The bicameral paid leave bill would require employers to provide up to two weeks of paid leave, which employees could use for any reason. Introduced in the House by Rep. Seth Magaziner (D-RI), the Protected Time Off Act would allow employees to use up to 80 hours/year of paid leave, set at their rate of pay, for any reason they choose, including sick, vacation, safe or new child time.

The proposed federal paid leave benefits would be in addition to any other paid leave an employer offers. The paid leave could be earned at the rate of one hour for every 25 hours worked, with the earning of paid time off starting on the 60th calendar day after the first day of employment. Employers would be permitted to require employees to provide notice of an intent to take time off so long as that notice requirement does not exceed two weeks.

In the Senate, companion legislation titled “Guaranteed Paid Vacation Act” was introduced by Sen. Bernie Sanders (I-VT).

Legislation now pending in both the House and Senate would shorten the current 40-hour work week to 32 hours. The rule would be phased in over three years. Sen. Bernie Sanders (I-VT) introduced the Thirty-Two Hour Work Week Act on March 14. A similar bill, HR 1332, was introduced in the House last year by Rep. Mark Takana (D-CA).

The Thirty-Two Hour Workweek Act would amend the Fair Labor Standards Act to shorten the full-time work week to four days without a decrease in pay over the level paid for a 40-hour five-day work week. That means that overtime pay would be required for hours worked beyond the 32 hours standard in the bill.

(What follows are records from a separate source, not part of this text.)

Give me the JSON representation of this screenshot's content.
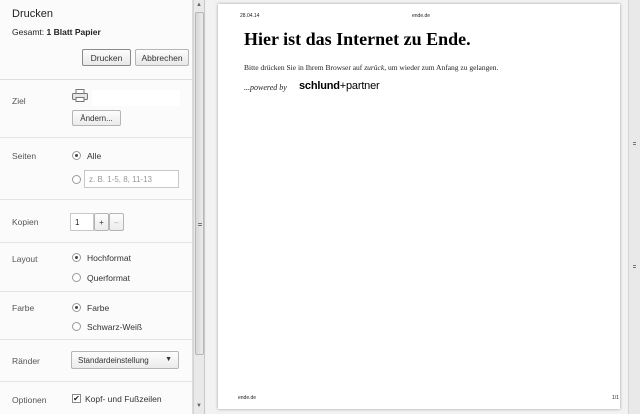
{
  "dialog": {
    "title": "Drucken",
    "summary_prefix": "Gesamt:",
    "summary_value": "1 Blatt Papier",
    "print_label": "Drucken",
    "cancel_label": "Abbrechen"
  },
  "settings": {
    "destination": {
      "label": "Ziel",
      "change_label": "Ändern..."
    },
    "pages": {
      "label": "Seiten",
      "all_label": "Alle",
      "range_placeholder": "z. B. 1-5, 8, 11-13"
    },
    "copies": {
      "label": "Kopien",
      "value": "1",
      "plus": "+",
      "minus": "–"
    },
    "layout": {
      "label": "Layout",
      "portrait": "Hochformat",
      "landscape": "Querformat"
    },
    "color": {
      "label": "Farbe",
      "color_opt": "Farbe",
      "bw_opt": "Schwarz-Weiß"
    },
    "margins": {
      "label": "Ränder",
      "value": "Standardeinstellung"
    },
    "options": {
      "label": "Optionen",
      "headers_footers": "Kopf- und Fußzeilen"
    }
  },
  "preview": {
    "header_date": "28.04.14",
    "header_site": "ende.de",
    "heading": "Hier ist das Internet zu Ende.",
    "text_before": "Bitte drücken Sie in Ihrem Browser auf ",
    "text_em": "zurück",
    "text_after": ", um wieder zum Anfang zu gelangen.",
    "powered": "...powered by",
    "logo_bold": "schlund",
    "logo_sep": "+",
    "logo_rest": "partner",
    "footer_site": "ende.de",
    "footer_page": "1/1"
  }
}
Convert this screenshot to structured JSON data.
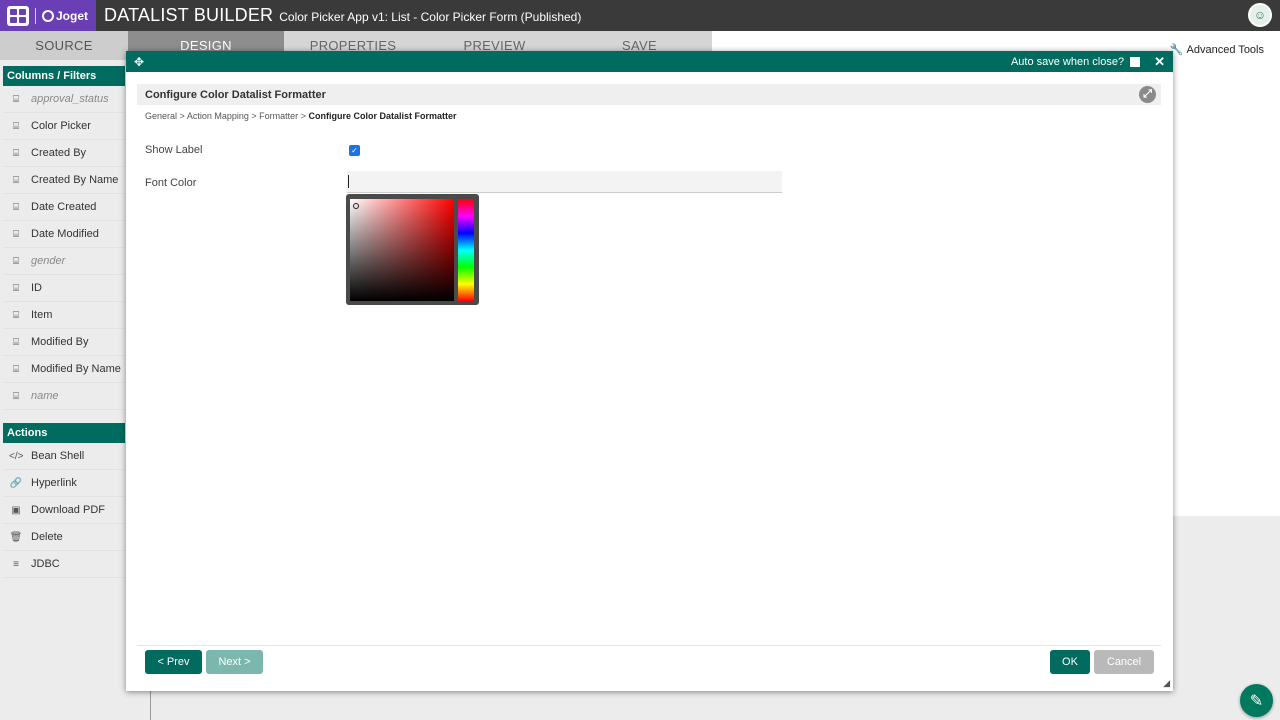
{
  "topbar": {
    "logo_text": "Joget",
    "title": "DATALIST BUILDER",
    "subtitle": "Color Picker App v1: List - Color Picker Form (Published)"
  },
  "tabs": [
    {
      "label": "SOURCE"
    },
    {
      "label": "DESIGN"
    },
    {
      "label": "PROPERTIES"
    },
    {
      "label": "PREVIEW"
    },
    {
      "label": "SAVE"
    }
  ],
  "toolbar": {
    "advanced_tools": "Advanced Tools"
  },
  "columns_panel": {
    "title": "Columns / Filters",
    "items": [
      {
        "label": "approval_status",
        "icon": "column-icon"
      },
      {
        "label": "Color Picker",
        "icon": "column-icon"
      },
      {
        "label": "Created By",
        "icon": "column-icon"
      },
      {
        "label": "Created By Name",
        "icon": "column-icon"
      },
      {
        "label": "Date Created",
        "icon": "column-icon"
      },
      {
        "label": "Date Modified",
        "icon": "column-icon"
      },
      {
        "label": "gender",
        "icon": "column-icon"
      },
      {
        "label": "ID",
        "icon": "column-icon"
      },
      {
        "label": "Item",
        "icon": "column-icon"
      },
      {
        "label": "Modified By",
        "icon": "column-icon"
      },
      {
        "label": "Modified By Name",
        "icon": "column-icon"
      },
      {
        "label": "name",
        "icon": "column-icon"
      }
    ]
  },
  "actions_panel": {
    "title": "Actions",
    "items": [
      {
        "label": "Bean Shell",
        "icon": "code-icon"
      },
      {
        "label": "Hyperlink",
        "icon": "link-icon"
      },
      {
        "label": "Download PDF",
        "icon": "pdf-icon"
      },
      {
        "label": "Delete",
        "icon": "trash-icon"
      },
      {
        "label": "JDBC",
        "icon": "database-icon"
      }
    ]
  },
  "dialog": {
    "autosave_label": "Auto save when close?",
    "header": "Configure Color Datalist Formatter",
    "breadcrumb": {
      "items": [
        "General",
        "Action Mapping",
        "Formatter"
      ],
      "separator": ">",
      "current": "Configure Color Datalist Formatter"
    },
    "show_label": "Show Label",
    "show_label_checked": true,
    "font_color_label": "Font Color",
    "font_color_value": "",
    "prev_button": "< Prev",
    "next_button": "Next >",
    "ok_button": "OK",
    "cancel_button": "Cancel"
  },
  "colors": {
    "primary": "#006b5e",
    "brand_purple": "#6a3fb5",
    "topbar": "#3a3a3a"
  }
}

Prospects: There is almost no chance that either of these bills will pass either the House or the Senate this year. But the paid leave bill could come into play next year, depending on the outcome of the November elections. President Biden is calling for a federal paid leave program, and the idea is popular among Congressional Democrats. The shorter workweek bill has no real chance, at this point, for the foreseeable future.

 NAIFA Staff Contacts: Diane Boyle – Senior Vice President, Government Relations, at dboyle@naifa.org; or Jayne Fitzgerald – Director – Government Relations, at jfitzgerald@naifa.org.